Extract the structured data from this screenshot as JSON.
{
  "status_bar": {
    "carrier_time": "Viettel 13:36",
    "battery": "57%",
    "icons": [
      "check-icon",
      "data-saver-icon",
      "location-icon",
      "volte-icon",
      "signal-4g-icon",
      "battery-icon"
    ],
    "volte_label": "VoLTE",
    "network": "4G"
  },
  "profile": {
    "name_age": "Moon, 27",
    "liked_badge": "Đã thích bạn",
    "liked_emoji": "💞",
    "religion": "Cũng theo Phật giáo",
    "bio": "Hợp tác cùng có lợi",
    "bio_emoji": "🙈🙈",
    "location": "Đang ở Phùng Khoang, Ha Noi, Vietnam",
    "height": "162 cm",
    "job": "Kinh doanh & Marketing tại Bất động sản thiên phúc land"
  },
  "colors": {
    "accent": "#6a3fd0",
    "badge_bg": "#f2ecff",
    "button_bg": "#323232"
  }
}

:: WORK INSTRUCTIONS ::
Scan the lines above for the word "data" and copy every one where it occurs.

:: OUTPUT ::
Extract the structured data from this screenshot as JSON.
      "data-saver-icon",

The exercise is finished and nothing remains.